    We are praying for you all in this time of "limbo" – it will all work out and you'll look back as you said and embrace the next time.

    P.S. Love that you have that Mustang! I come from a Mustang family myself — my brother restored a 66 Mustang and my first car was a 1969 Mustang Convertible. I was very sad to see that car sold after I went to college and wish I had it back — so glad you have your family history!

  • http://intensedebate.com/people/lightchild Grant Jenkins

    Bro, I can relate to all of this 100%. I have so been there and, in many ways, am there right now. I have learned so many of these things and continue to. I've spent my fair share of time in "limbo" seasons, the current one being the most significant and purposeful. While the road certainly doesn't look anything like what I would have written for myself, I can't imagine a more exciting and uncertain story for my life.

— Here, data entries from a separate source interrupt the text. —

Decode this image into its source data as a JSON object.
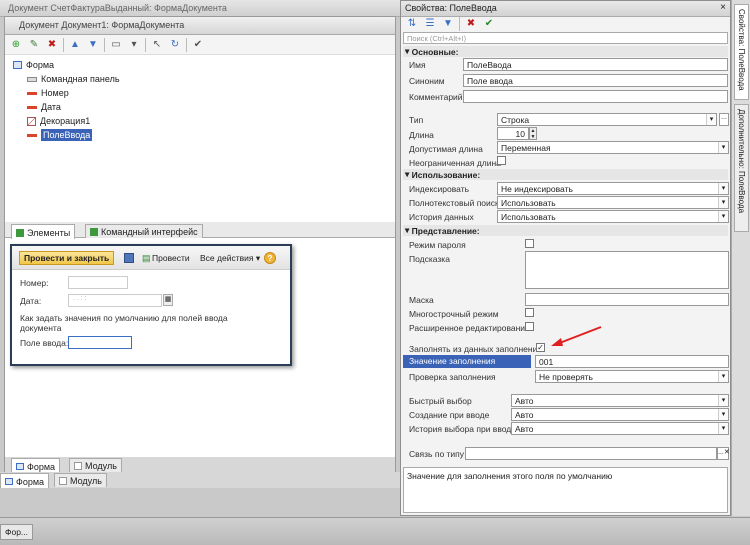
{
  "outer_window": {
    "title": "Документ СчетФактураВыданный: ФормаДокумента"
  },
  "editor": {
    "title": "Документ Документ1: ФормаДокумента",
    "tree": [
      {
        "label": "Форма",
        "icon": "form-icon"
      },
      {
        "label": "Командная панель",
        "icon": "command-panel-icon"
      },
      {
        "label": "Номер",
        "icon": "field-icon"
      },
      {
        "label": "Дата",
        "icon": "field-icon"
      },
      {
        "label": "Декорация1",
        "icon": "decoration-icon"
      },
      {
        "label": "ПолеВвода",
        "icon": "field-icon"
      }
    ],
    "tabs": {
      "elements": "Элементы",
      "command_interface": "Командный интерфейс"
    },
    "bottom_tabs": {
      "form": "Форма",
      "module": "Модуль"
    }
  },
  "preview": {
    "post_close": "Провести и закрыть",
    "post": "Провести",
    "all_actions": "Все действия",
    "number_label": "Номер:",
    "date_label": "Дата:",
    "date_value": ". .   : :",
    "decoration": "Как задать значения по умолчанию для полей ввода документа",
    "input_label": "Поле ввода:"
  },
  "outer_bottom_tabs": {
    "form": "Форма",
    "module": "Модуль"
  },
  "props": {
    "title": "Свойства: ПолеВвода",
    "search_placeholder": "Поиск (Ctrl+Alt+I)",
    "sections": {
      "main": "Основные:",
      "usage": "Использование:",
      "view": "Представление:"
    },
    "main": {
      "name_label": "Имя",
      "name_value": "ПолеВвода",
      "synonym_label": "Синоним",
      "synonym_value": "Поле ввода",
      "comment_label": "Комментарий"
    },
    "type": {
      "type_label": "Тип",
      "type_value": "Строка",
      "length_label": "Длина",
      "length_value": "10",
      "allowed_label": "Допустимая длина",
      "allowed_value": "Переменная",
      "unlimited_label": "Неограниченная длина"
    },
    "usage": {
      "index_label": "Индексировать",
      "index_value": "Не индексировать",
      "fulltext_label": "Полнотекстовый поиск",
      "fulltext_value": "Использовать",
      "history_label": "История данных",
      "history_value": "Использовать"
    },
    "view": {
      "password_label": "Режим пароля",
      "tooltip_label": "Подсказка",
      "mask_label": "Маска",
      "multiline_label": "Многострочный режим",
      "extended_label": "Расширенное редактирование",
      "fill_from_data_label": "Заполнять из данных заполнения",
      "fill_value_label": "Значение заполнения",
      "fill_value": "001",
      "fill_check_label": "Проверка заполнения",
      "fill_check_value": "Не проверять",
      "quick_choice_label": "Быстрый выбор",
      "quick_choice_value": "Авто",
      "create_on_input_label": "Создание при вводе",
      "create_on_input_value": "Авто",
      "choice_history_label": "История выбора при вводе",
      "choice_history_value": "Авто",
      "type_link_label": "Связь по типу"
    },
    "hint": "Значение для заполнения этого поля по умолчанию"
  },
  "side_tabs": {
    "properties": "Свойства: ПолеВвода",
    "additional": "Дополнительно: ПолеВвода"
  },
  "taskbar": {
    "item": "Фор..."
  },
  "colors": {
    "selection": "#3a62b6",
    "arrow": "#e02020",
    "preview_border": "#2c3e57"
  }
}
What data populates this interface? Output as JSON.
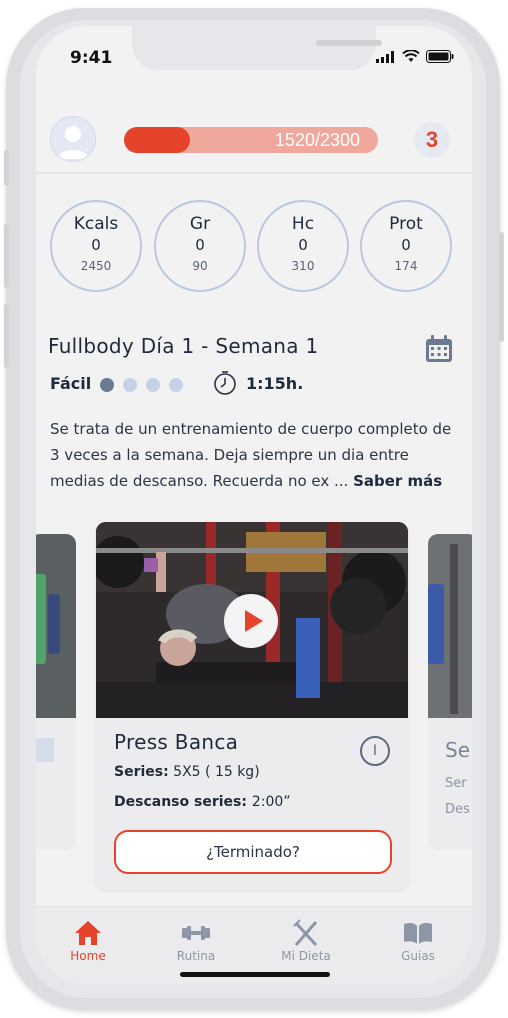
{
  "status_bar": {
    "time": "9:41"
  },
  "header": {
    "progress_text": "1520/2300",
    "progress_fraction": 0.26,
    "badge": "3"
  },
  "macros": [
    {
      "label": "Kcals",
      "value": "0",
      "goal": "2450"
    },
    {
      "label": "Gr",
      "value": "0",
      "goal": "90"
    },
    {
      "label": "Hc",
      "value": "0",
      "goal": "310"
    },
    {
      "label": "Prot",
      "value": "0",
      "goal": "174"
    }
  ],
  "workout": {
    "title": "Fullbody Día 1 - Semana 1",
    "difficulty": "Fácil",
    "difficulty_level": 1,
    "difficulty_max": 4,
    "duration": "1:15h.",
    "description": "Se trata de un entrenamiento de cuerpo completo de 3 veces a la semana. Deja siempre un dia entre medias de descanso. Recuerda no ex ...",
    "more_link": "Saber más"
  },
  "exercise": {
    "name": "Press Banca",
    "series_label": "Series:",
    "series_value": "5X5 ( 15 kg)",
    "rest_label": "Descanso series:",
    "rest_value": "2:00”",
    "done_button": "¿Terminado?",
    "info_icon": "I"
  },
  "next_card": {
    "name_partial": "Se",
    "line1": "Ser",
    "line2": "Des"
  },
  "nav": [
    {
      "label": "Home",
      "icon": "home-icon",
      "active": true
    },
    {
      "label": "Rutina",
      "icon": "dumbbell-icon",
      "active": false
    },
    {
      "label": "Mi Dieta",
      "icon": "cutlery-icon",
      "active": false
    },
    {
      "label": "Guias",
      "icon": "book-icon",
      "active": false
    }
  ],
  "colors": {
    "accent": "#e5432a",
    "accent_light": "#f0a89c",
    "ring": "#b9c8de",
    "text_dark": "#1f2a3c"
  }
}
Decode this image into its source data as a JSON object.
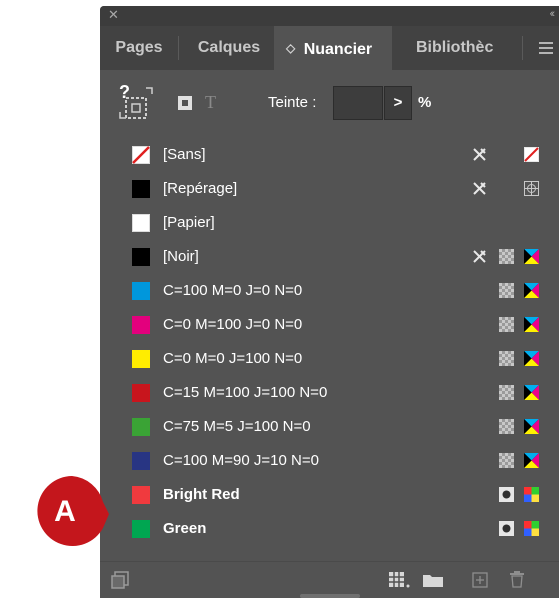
{
  "tabs": [
    {
      "label": "Pages",
      "active": false
    },
    {
      "label": "Calques",
      "active": false
    },
    {
      "label": "Nuancier",
      "active": true,
      "prefix": "◇"
    },
    {
      "label": "Bibliothèc",
      "active": false
    }
  ],
  "toolbar": {
    "tint_label": "Teinte :",
    "tint_value": "",
    "tint_arrow": ">",
    "percent": "%"
  },
  "swatches": [
    {
      "name": "[Sans]",
      "color": "#ffffff",
      "type": "none",
      "bold": false,
      "icons": [
        "no-edit",
        "none-type"
      ]
    },
    {
      "name": "[Repérage]",
      "color": "#000000",
      "type": "registration",
      "bold": false,
      "icons": [
        "no-edit",
        "registration-type"
      ]
    },
    {
      "name": "[Papier]",
      "color": "#ffffff",
      "type": "paper",
      "bold": false,
      "icons": []
    },
    {
      "name": "[Noir]",
      "color": "#000000",
      "type": "process",
      "bold": false,
      "icons": [
        "no-edit",
        "process-mode",
        "cmyk-mode"
      ]
    },
    {
      "name": "C=100 M=0 J=0 N=0",
      "color": "#0097dc",
      "type": "process",
      "bold": false,
      "icons": [
        "process-mode",
        "cmyk-mode"
      ]
    },
    {
      "name": "C=0 M=100 J=0 N=0",
      "color": "#e3007d",
      "type": "process",
      "bold": false,
      "icons": [
        "process-mode",
        "cmyk-mode"
      ]
    },
    {
      "name": "C=0 M=0 J=100 N=0",
      "color": "#ffed00",
      "type": "process",
      "bold": false,
      "icons": [
        "process-mode",
        "cmyk-mode"
      ]
    },
    {
      "name": "C=15 M=100 J=100 N=0",
      "color": "#c8151d",
      "type": "process",
      "bold": false,
      "icons": [
        "process-mode",
        "cmyk-mode"
      ]
    },
    {
      "name": "C=75 M=5 J=100 N=0",
      "color": "#3aa335",
      "type": "process",
      "bold": false,
      "icons": [
        "process-mode",
        "cmyk-mode"
      ]
    },
    {
      "name": "C=100 M=90 J=10 N=0",
      "color": "#283583",
      "type": "process",
      "bold": false,
      "icons": [
        "process-mode",
        "cmyk-mode"
      ]
    },
    {
      "name": "Bright Red",
      "color": "#f03a3e",
      "type": "spot",
      "bold": true,
      "icons": [
        "spot-mode",
        "rgb-mode"
      ]
    },
    {
      "name": "Green",
      "color": "#00a651",
      "type": "spot",
      "bold": true,
      "icons": [
        "spot-mode",
        "rgb-mode"
      ]
    }
  ],
  "callout": {
    "label": "A",
    "color": "#c4161c"
  },
  "colors": {
    "panel": "#535353",
    "tabbar": "#424242",
    "topbar": "#3c3c3c",
    "text": "#ffffff"
  }
}
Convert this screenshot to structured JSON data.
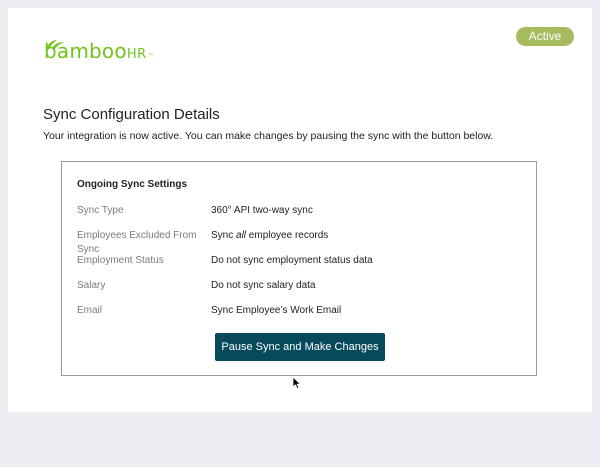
{
  "brand": {
    "logo_main": "bamboo",
    "logo_suffix": "HR",
    "logo_tm": "™",
    "logo_color": "#73c41d"
  },
  "status_badge": {
    "label": "Active",
    "color": "#a5bb5d"
  },
  "page": {
    "title": "Sync Configuration Details",
    "description": "Your integration is now active. You can make changes by pausing the sync with the button below."
  },
  "settings": {
    "heading": "Ongoing Sync Settings",
    "rows": [
      {
        "label": "Sync Type",
        "value": "360° API two-way sync"
      },
      {
        "label": "Employees Excluded From Sync",
        "value_prefix": "Sync ",
        "value_emphasis": "all",
        "value_suffix": " employee records"
      },
      {
        "label": "Employment Status",
        "value": "Do not sync employment status data"
      },
      {
        "label": "Salary",
        "value": "Do not sync salary data"
      },
      {
        "label": "Email",
        "value": "Sync Employee’s Work Email"
      }
    ]
  },
  "actions": {
    "pause_label": "Pause Sync and Make Changes",
    "button_color": "#064a5b"
  },
  "icons": {
    "logo_leaves": "bamboo-leaves-icon",
    "cursor": "mouse-pointer-icon"
  }
}
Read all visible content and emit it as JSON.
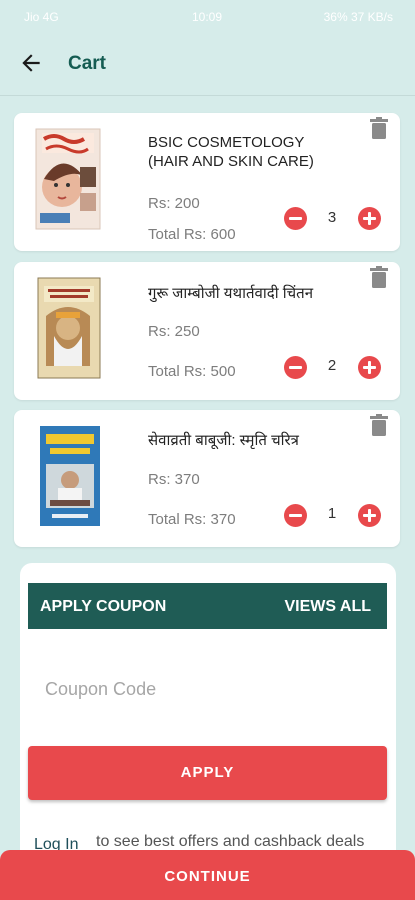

    The perspective gained while "in the middle" is priceless and I love what you have shared here. These are hard lessons but they are incredibly valuable. I am definitely praying for you and your family as you walk this transition out.